Macy’s is testing a mobile tool using artificial intelligence that lets shoppers get answers customized to the store they’re in — like where a particular brand is located or what’s in stock — that they would normally ask a sales associate face-to-face.
The tool, which the nation’s largest department store chain calls a “mobile companion,” can be accessed for now through a browser and will accept questions in 10 U.S. locations about products, services and facilities. It uses natural language processing and offers feedback in seconds.
It’s developed by IBM Watson and is designed to keep learning more about the store’s customers. That’s a key element as Macy’s seeks to spur sluggish sales, make being at the store more enjoyable and distinguish itself from online portals and specialty retailers.
“We want to improve the shopping experience. We want the customers to shop at Macy’s and come back,” Serena Potter, Macy’s group vice president of digital media strategy told The Associated Press. The goal: Boost sales while freeing up employees to focus on more complicated customer requests.
Potter said Macy’s worked with sales associates to compile the most common inquires per store. Macy’s then fed the system questions and information so it can recognize what’s being asked and what the answer is. Since the pilot was quietly launched last month, the number of queries ballooned to the low thousands per store.

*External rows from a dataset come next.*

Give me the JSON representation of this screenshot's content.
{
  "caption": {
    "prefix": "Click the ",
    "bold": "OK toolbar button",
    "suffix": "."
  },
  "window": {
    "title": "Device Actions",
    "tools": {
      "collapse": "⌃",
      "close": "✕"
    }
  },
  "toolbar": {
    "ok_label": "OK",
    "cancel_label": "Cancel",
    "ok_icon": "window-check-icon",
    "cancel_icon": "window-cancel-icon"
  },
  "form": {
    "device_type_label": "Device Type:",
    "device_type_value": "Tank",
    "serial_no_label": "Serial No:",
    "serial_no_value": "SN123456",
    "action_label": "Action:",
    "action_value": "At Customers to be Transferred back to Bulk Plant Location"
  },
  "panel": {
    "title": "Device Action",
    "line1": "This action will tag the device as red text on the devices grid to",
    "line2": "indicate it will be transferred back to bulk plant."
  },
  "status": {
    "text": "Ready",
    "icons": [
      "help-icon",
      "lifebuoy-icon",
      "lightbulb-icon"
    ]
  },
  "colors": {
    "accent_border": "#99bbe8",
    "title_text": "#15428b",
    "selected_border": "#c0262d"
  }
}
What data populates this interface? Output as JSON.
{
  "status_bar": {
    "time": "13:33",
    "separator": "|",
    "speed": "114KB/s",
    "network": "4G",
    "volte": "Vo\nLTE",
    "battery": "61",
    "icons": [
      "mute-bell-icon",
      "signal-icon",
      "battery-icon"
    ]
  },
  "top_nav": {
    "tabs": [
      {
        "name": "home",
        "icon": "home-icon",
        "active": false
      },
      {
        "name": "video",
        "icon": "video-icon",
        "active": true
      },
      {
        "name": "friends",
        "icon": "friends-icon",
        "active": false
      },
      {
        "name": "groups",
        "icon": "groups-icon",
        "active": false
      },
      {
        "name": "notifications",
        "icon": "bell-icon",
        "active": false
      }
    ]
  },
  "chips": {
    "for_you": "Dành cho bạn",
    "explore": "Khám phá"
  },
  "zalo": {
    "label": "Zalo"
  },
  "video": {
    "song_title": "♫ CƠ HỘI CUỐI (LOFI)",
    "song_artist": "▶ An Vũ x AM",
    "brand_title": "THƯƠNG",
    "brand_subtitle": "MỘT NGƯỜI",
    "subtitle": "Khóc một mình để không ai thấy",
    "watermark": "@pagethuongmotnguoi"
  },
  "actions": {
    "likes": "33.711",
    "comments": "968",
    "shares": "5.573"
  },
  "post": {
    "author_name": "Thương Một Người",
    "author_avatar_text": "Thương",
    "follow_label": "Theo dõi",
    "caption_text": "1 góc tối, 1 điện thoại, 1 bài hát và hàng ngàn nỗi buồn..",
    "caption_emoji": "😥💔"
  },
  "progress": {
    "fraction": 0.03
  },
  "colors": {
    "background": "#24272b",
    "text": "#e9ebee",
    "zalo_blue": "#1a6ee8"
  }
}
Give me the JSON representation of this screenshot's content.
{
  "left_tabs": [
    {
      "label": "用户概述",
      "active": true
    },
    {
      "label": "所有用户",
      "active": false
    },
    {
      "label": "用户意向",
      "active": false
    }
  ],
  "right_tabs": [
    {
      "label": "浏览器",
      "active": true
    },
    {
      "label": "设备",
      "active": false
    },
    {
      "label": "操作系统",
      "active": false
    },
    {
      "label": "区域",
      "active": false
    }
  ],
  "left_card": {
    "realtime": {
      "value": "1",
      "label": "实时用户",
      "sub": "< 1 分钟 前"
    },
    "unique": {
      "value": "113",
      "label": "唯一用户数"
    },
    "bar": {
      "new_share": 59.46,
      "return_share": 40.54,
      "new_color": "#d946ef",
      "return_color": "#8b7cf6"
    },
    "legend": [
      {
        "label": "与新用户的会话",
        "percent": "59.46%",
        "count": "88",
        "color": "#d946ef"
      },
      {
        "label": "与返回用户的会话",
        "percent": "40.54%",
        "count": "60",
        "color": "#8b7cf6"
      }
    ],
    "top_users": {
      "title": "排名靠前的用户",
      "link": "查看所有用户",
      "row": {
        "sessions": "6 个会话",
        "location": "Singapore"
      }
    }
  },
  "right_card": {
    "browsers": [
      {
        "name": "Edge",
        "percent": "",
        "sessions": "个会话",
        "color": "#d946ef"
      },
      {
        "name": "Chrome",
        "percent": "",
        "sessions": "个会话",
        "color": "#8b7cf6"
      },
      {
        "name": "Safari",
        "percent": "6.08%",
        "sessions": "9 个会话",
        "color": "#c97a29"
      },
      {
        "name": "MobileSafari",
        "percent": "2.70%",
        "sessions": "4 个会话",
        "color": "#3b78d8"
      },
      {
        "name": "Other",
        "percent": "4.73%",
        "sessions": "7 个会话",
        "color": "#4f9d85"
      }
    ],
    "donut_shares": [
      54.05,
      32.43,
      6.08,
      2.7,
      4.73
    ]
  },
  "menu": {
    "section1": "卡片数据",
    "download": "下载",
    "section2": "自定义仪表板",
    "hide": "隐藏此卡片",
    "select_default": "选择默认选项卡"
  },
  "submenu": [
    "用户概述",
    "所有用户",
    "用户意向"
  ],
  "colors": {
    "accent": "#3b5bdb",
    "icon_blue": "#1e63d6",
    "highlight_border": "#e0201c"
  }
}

Five Macy’s locations — in Bethesda, Maryland; Woodbridge, New Jersey; Portland, Oregon; Arcadia, California; and Miami, Florida — are focusing on the self-serve initiative. Five others — Short Hills, New Jersey; Buford, Georgia; Atlanta, Georgia; North Miami, Florida; and Garden City, New York — will have a feature that lets customers summon a sales associate. The two Miami locations will have it available in Spanish as well. Customers can click on macys.com/storehelp on their mobile device, but Potter said the company is working on an app. She declined to say when the tool might be rolled out nationwide.
Feature image credit: Flickr